Cannabis has been long considered to be the core that is “green” and connected to eco-friendly activism. But, as legalization for recreational and medicinal use picks up momentum across the globe, Monga Bay reports that the concerns are increasing about the environmental impact of this new industry that’s emerging out of the darkness that was its illegal past.
The illegal and legal cannabis marketplaces are accountable for environmental damages at varying levels, according to experts. This damage could contribute to environmental pressures that threaten the Earth’s safe operations. The main concern is the effects on freshwater sources and biodiversity threats as well as changes in land use and the potential for massive emissions in CO2, which are causing ever-worsening climate changes.
Cannabis is the world’s most highly preferred drug that’s consumed by around 200 million people every year, the United Nations Office on Drugs and Crime (UNODC) reports. Many nations have passed legislation that legalizes the use of cannabis.
Stateside, 18 states have legalized cannabis for adult use, and 38 states have legalized it for medical purposes. Malta was the first European nation to completely legalize cannabis and Germany is expected to follow soon. It’s possible that this will have ripple effects throughout Europe.
The “green rush” is and has been a boost to economies. Within the U.S., legal cannabis is predicted to bring in upwards of $43 billion by 2025. However, at this point, illicit cultivation operations continue to prosper, with a massive $65 billion in value in 2020 alone.
Anthony Silvaggio, an environmental sociologist at Humboldt State University, says that the environmental damage caused by cannabis cultivation is attributed to police policies and the cannabis plant’s historical status as a crop that’s prohibited. In California, for instance, enforcement and eradication efforts forced growers to move further into more remote, ecologically fragile regions.
Recently, Silvaggio highlighted the controversy over the adoption of the state’s Proposition 64, which legalized the cultivation and use of cannabis for adults within the state. This is how he illustrates the way the law encourages unintentional environmental damage.

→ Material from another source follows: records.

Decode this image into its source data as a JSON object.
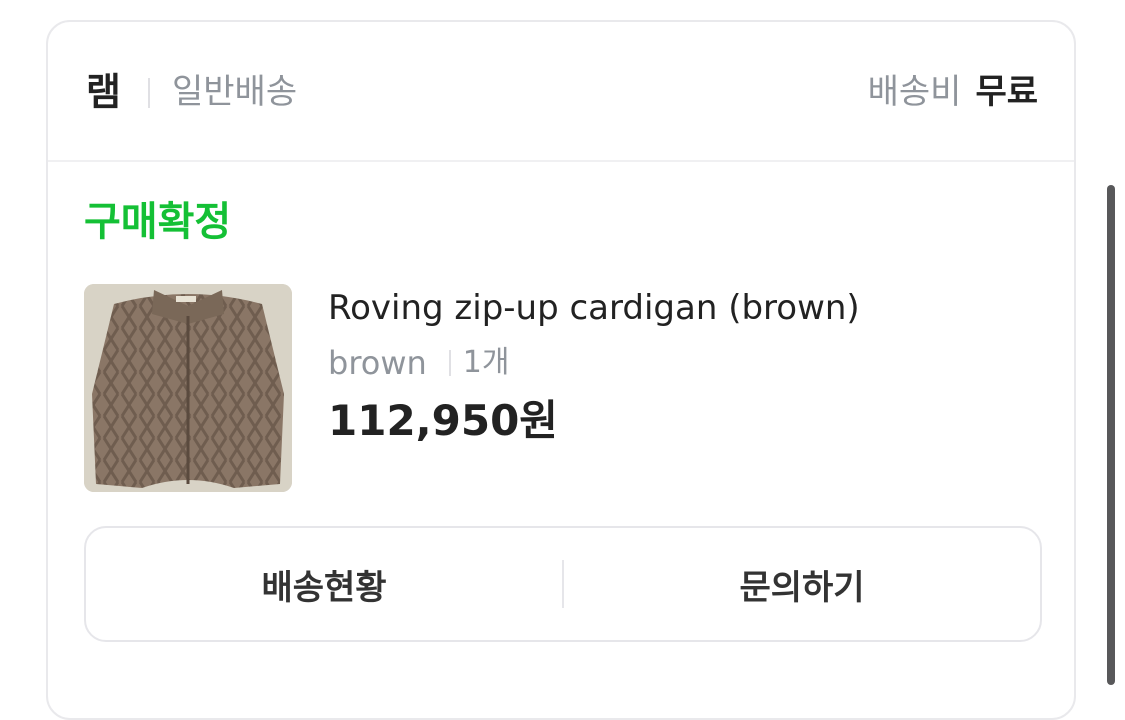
{
  "header": {
    "store_name": "램",
    "delivery_type": "일반배송",
    "fee_label": "배송비",
    "fee_value": "무료"
  },
  "order": {
    "status": "구매확정",
    "status_color": "#14c035",
    "product": {
      "name": "Roving zip-up cardigan (brown)",
      "option": "brown",
      "quantity": "1개",
      "price": "112,950원"
    }
  },
  "actions": {
    "track_label": "배송현황",
    "inquiry_label": "문의하기"
  }
}
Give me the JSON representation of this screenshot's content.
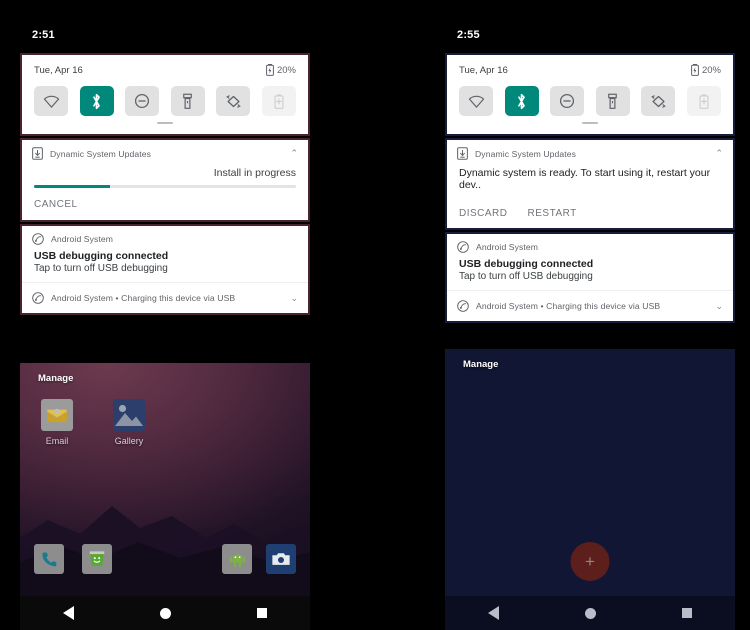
{
  "screens": [
    {
      "id": "before",
      "statusbar": {
        "clock": "2:51",
        "battery_icon": "battery-icon"
      },
      "quick_settings": {
        "date": "Tue, Apr 16",
        "battery": "20%",
        "tiles": [
          {
            "name": "wifi",
            "icon": "wifi-icon",
            "state": "off"
          },
          {
            "name": "bluetooth",
            "icon": "bluetooth-icon",
            "state": "on"
          },
          {
            "name": "do-not-disturb",
            "icon": "do-not-disturb-icon",
            "state": "off"
          },
          {
            "name": "flashlight",
            "icon": "flashlight-icon",
            "state": "off"
          },
          {
            "name": "auto-rotate",
            "icon": "auto-rotate-icon",
            "state": "off"
          },
          {
            "name": "battery-saver",
            "icon": "battery-saver-icon",
            "state": "disabled"
          }
        ]
      },
      "notifications": [
        {
          "app": "Dynamic System Updates",
          "icon": "system-update-icon",
          "chevron": "⌃",
          "status": "Install in progress",
          "progress": 29,
          "actions": [
            "CANCEL"
          ],
          "highlight": "maroon"
        },
        {
          "app": "Android System",
          "icon": "android-system-icon",
          "title": "USB debugging connected",
          "text": "Tap to turn off USB debugging",
          "highlight": "maroon"
        },
        {
          "app": "Android System • Charging this device via USB",
          "icon": "android-system-icon",
          "chevron": "⌄",
          "compact": true
        }
      ],
      "home": {
        "manage_label": "Manage",
        "apps": [
          {
            "label": "Email",
            "icon": "email-icon"
          },
          {
            "label": "Gallery",
            "icon": "gallery-icon"
          }
        ],
        "dock": [
          {
            "label": "Phone",
            "icon": "phone-icon"
          },
          {
            "label": "Messaging",
            "icon": "messaging-icon"
          },
          {
            "label": "API Demos",
            "icon": "android-robot-icon"
          },
          {
            "label": "Camera",
            "icon": "camera-icon"
          }
        ]
      },
      "navbar": {
        "back": "back-icon",
        "home": "home-icon",
        "recents": "recents-icon"
      }
    },
    {
      "id": "after",
      "statusbar": {
        "clock": "2:55",
        "battery_icon": "battery-icon"
      },
      "quick_settings": {
        "date": "Tue, Apr 16",
        "battery": "20%",
        "tiles": [
          {
            "name": "wifi",
            "icon": "wifi-icon",
            "state": "off"
          },
          {
            "name": "bluetooth",
            "icon": "bluetooth-icon",
            "state": "on"
          },
          {
            "name": "do-not-disturb",
            "icon": "do-not-disturb-icon",
            "state": "off"
          },
          {
            "name": "flashlight",
            "icon": "flashlight-icon",
            "state": "off"
          },
          {
            "name": "auto-rotate",
            "icon": "auto-rotate-icon",
            "state": "off"
          },
          {
            "name": "battery-saver",
            "icon": "battery-saver-icon",
            "state": "disabled"
          }
        ]
      },
      "notifications": [
        {
          "app": "Dynamic System Updates",
          "icon": "system-update-icon",
          "chevron": "⌃",
          "text": "Dynamic system is ready. To start using it, restart your dev..",
          "actions": [
            "DISCARD",
            "RESTART"
          ],
          "highlight": "navy"
        },
        {
          "app": "Android System",
          "icon": "android-system-icon",
          "title": "USB debugging connected",
          "text": "Tap to turn off USB debugging",
          "highlight": "navy"
        },
        {
          "app": "Android System • Charging this device via USB",
          "icon": "android-system-icon",
          "chevron": "⌄",
          "compact": true
        }
      ],
      "home": {
        "manage_label": "Manage",
        "fab": "+",
        "apps": [],
        "dock": []
      },
      "navbar": {
        "back": "back-icon",
        "home": "home-icon",
        "recents": "recents-icon"
      }
    }
  ],
  "colors": {
    "accent_teal": "#00897b",
    "highlight_maroon": "#4a2230",
    "highlight_navy": "#171c3a",
    "fab": "#5c1f1b",
    "panel_bg": "#ffffff",
    "screen_bg": "#000000"
  }
}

However, the controversial removal of a 1 acre (0.4-hectare) limitation on legal farm sizes incorporated into Proposition 64 has resulted in a “green rush,” enticing large-scale farmers to dominate a large portion of the industry.

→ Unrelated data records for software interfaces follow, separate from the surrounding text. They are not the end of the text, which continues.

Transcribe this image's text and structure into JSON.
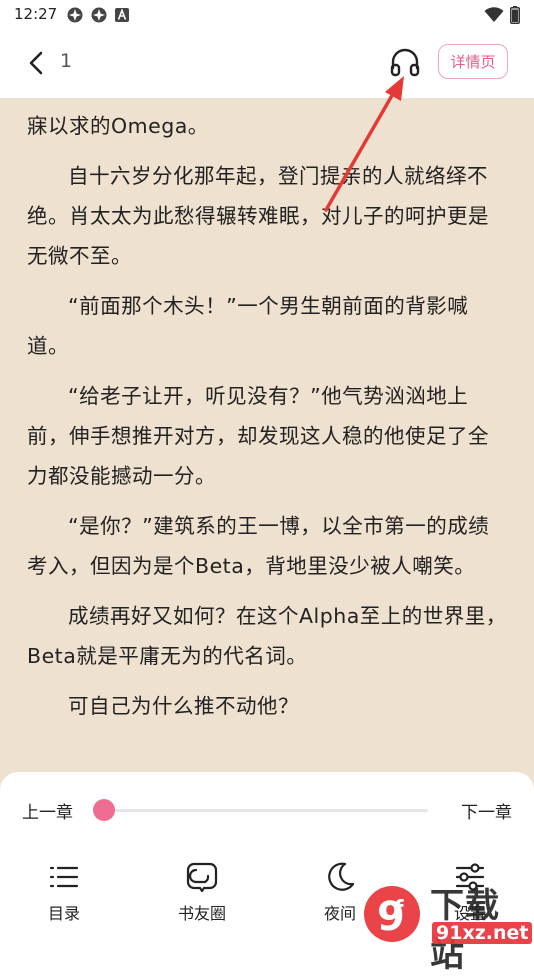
{
  "status_bar": {
    "time": "12:27"
  },
  "header": {
    "page_number": "1",
    "detail_label": "详情页"
  },
  "content": {
    "paragraphs": [
      "寐以求的Omega。",
      "自十六岁分化那年起，登门提亲的人就络绎不绝。肖太太为此愁得辗转难眠，对儿子的呵护更是无微不至。",
      "“前面那个木头！”一个男生朝前面的背影喊道。",
      "“给老子让开，听见没有？”他气势汹汹地上前，伸手想推开对方，却发现这人稳的他使足了全力都没能撼动一分。",
      "“是你？”建筑系的王一博，以全市第一的成绩考入，但因为是个Beta，背地里没少被人嘲笑。",
      "成绩再好又如何？在这个Alpha至上的世界里，Beta就是平庸无为的代名词。",
      "可自己为什么推不动他？"
    ]
  },
  "reader_controls": {
    "prev_label": "上一章",
    "next_label": "下一章",
    "progress": 0.0
  },
  "bottom_nav": [
    {
      "label": "目录",
      "icon": "list-icon"
    },
    {
      "label": "书友圈",
      "icon": "chat-bubble-icon"
    },
    {
      "label": "夜间",
      "icon": "moon-icon"
    },
    {
      "label": "设置",
      "icon": "sliders-icon"
    }
  ],
  "watermark": {
    "title": "下载站",
    "url": "91xz.net"
  },
  "colors": {
    "accent": "#ee5d85",
    "reading_bg": "#efe1cf",
    "annotation": "#e53935"
  }
}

This, along with the obstacles to obtaining permits and gaining access to the legal market in California has led to an explosion in non-permitted cultivation. Ultimately, this has led to undesirable environmental impacts like the use of pesticides and water diverting.